“Grand Teton National Park Media Release
Wildlife Can Carry Rabies- Always Have Situational Awareness
Group Leader Takes Life-Saving Action
MOOSE, WY- Visitors to Grand Teton National Park are reminded that wildlife can carry disease, including rabies. The risk of humans contracting rabies from wildlife is very low.
This past week a park visitor was bitten by a bat that tested positive for rabies. The visitor was with an organized group near Jenny Lake when a bat fell from a tree onto the visitor’s shoulder. As the visitor tried to brush the bat off, the bat bit the individual’s hand. A leader of the group safely captured the bat in a plastic bag and contacted park rangers for assistance.
Park staff transferred the bat to the Wyoming State Veterinary Laboratory for testing. The visitor was evaluated at St. John’s Medical Center and consulted with National Park Service Public Health officials. Post-exposure treatment was deferred at the time, pending the results of the rabies testing. When the test results were positive for rabies, the visitor was contacted and immediately began treatment.
Grand Teton National Park Acting Superintendent Gopaul Noojibail shared his concern and well wishes to the individual affected and said, “The group leader did the right thing by safely capturing the bat and reporting this situation to park rangers, which assured that life-saving procedures were followed.”
The park worked in cooperation with Teton County Health Department, Wyoming Department of Health and National Park Service Public Health on this incident to assure an appropriate response.
Rabies is a rare but real concern. Rabies is almost always fatal but completely preventable if treated before symptoms begin. According to the Centers for Disease Control and Prevention, the vast majority of rabies cases reported each year occur in wild animals such as raccoons, skunks, bats and feral cats.
Bats are an important part of the ecosystem. At least 12 species of bats have been found in Grand Teton National Park. They eat insects and some pollinate plants. Typically, less than 1% of bats have rabies. To date this calendar year, there have been a total of five bats that have tested positive for rabies in Wyoming.
Human-bat exposure can happen in natural and developed settings, such as in or around older log buildings. To limit human encounters with bats, close outside doors at all times, especially around dawn and dusk, and open windows should have screens without holes.
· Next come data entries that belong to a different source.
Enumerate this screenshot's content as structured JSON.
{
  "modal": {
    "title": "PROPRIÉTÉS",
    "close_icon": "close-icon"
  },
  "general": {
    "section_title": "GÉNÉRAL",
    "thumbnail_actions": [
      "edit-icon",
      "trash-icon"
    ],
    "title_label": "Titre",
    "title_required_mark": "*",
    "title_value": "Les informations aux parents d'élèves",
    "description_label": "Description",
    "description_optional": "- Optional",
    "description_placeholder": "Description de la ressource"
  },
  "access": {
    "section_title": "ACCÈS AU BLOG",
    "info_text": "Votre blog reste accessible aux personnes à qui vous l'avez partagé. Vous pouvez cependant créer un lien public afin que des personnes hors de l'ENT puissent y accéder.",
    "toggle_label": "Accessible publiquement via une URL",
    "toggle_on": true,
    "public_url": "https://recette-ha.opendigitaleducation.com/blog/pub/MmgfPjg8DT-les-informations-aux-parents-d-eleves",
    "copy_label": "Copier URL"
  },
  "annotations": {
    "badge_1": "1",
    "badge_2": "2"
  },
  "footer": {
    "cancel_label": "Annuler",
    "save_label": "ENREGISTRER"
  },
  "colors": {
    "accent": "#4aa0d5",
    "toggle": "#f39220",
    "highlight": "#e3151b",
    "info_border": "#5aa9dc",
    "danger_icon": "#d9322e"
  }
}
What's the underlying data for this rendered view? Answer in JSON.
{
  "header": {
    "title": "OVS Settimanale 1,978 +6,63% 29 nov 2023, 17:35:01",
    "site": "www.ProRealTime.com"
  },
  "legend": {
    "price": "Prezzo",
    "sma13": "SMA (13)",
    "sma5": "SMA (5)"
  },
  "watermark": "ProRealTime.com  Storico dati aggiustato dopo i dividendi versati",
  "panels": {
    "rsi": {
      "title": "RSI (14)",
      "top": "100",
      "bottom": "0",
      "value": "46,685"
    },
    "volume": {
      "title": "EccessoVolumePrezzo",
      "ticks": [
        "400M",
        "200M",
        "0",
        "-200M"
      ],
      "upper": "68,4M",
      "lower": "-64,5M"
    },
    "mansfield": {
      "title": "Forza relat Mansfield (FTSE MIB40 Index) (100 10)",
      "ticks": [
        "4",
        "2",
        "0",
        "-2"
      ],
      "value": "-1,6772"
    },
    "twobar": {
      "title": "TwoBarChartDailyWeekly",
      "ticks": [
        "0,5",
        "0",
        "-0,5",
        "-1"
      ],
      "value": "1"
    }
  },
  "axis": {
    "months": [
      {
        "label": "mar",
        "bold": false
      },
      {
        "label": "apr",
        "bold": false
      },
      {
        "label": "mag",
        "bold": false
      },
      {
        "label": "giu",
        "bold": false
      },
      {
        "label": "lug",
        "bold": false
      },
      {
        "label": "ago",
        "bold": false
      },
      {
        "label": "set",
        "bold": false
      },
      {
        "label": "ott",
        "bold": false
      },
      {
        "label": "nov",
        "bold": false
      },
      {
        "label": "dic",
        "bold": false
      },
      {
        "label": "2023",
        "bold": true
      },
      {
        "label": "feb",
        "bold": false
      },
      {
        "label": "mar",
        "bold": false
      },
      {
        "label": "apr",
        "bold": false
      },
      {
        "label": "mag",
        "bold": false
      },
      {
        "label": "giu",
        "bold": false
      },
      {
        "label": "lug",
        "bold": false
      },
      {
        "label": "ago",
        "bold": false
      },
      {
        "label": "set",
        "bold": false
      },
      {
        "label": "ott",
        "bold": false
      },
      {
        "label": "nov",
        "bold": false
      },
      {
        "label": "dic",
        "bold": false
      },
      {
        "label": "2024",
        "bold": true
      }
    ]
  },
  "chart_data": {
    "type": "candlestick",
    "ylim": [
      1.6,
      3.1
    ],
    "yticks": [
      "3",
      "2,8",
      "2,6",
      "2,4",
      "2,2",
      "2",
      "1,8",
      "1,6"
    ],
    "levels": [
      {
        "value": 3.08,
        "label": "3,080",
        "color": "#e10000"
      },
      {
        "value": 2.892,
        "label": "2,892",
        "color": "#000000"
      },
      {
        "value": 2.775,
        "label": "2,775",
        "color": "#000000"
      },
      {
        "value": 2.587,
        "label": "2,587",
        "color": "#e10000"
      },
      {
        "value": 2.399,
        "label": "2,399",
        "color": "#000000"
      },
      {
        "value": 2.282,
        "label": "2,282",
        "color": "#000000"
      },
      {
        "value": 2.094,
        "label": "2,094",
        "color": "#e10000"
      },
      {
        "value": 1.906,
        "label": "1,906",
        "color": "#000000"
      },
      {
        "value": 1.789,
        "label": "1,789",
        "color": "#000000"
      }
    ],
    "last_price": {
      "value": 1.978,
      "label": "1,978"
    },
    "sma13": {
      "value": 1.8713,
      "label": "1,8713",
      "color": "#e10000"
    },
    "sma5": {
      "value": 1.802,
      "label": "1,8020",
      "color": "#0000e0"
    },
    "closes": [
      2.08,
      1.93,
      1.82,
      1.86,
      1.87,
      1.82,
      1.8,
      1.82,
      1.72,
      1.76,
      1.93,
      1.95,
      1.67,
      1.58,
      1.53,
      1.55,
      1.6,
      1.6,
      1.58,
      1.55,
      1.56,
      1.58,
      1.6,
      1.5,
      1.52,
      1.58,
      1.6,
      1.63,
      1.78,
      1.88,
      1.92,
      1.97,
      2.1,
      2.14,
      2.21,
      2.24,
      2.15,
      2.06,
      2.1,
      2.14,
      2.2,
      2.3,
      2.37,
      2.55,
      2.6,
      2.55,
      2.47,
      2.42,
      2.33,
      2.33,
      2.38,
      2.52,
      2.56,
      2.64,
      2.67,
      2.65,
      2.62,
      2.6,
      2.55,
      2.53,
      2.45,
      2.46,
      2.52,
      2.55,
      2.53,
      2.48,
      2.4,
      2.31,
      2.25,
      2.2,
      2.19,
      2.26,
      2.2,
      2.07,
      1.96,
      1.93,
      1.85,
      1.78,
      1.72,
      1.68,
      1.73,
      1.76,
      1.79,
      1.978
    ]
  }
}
Teton County Health Department reminds residents and visitors that if they encounter a bat and may have been potentially exposed to try to properly capture the bat and submit it to a veterinarian office for testing. Visit https://www.cdc.gov/rabies/bats/contact/capture.html for more information about properly capturing a bat. If unable to safely capture the bat, please call a pest service to assist.
The Centers for Disease Control and Prevention recommend evaluation for post-exposure treatment when:
Contact with a bat,
Waking up in a room with a bat, or
Witnessing a bat in a room with a previously unattended child, person with a mental or cognitive disability, or intoxicated individual.
It is important for a potentially exposed individuals to be evaluated by a medical professional as soon as possible.”
Yosemite nature and photography links has links to photo tips, geology, birding and wildflowers (well, okay, no wildflowers in the winter, but…) info.
Answers to most questions about how the De Anza Outdoor club works are at: Outdoor Club Basic Info
The main rules common to most of our trips, including who is eligible to go, are at: Outdoor Club trip rules.
two photos below by Quang-Tuan Luong/terragalleria.com, all rights reserved.
Valley View (seen on the way out of Yosemite Valley) panorama spring and winter: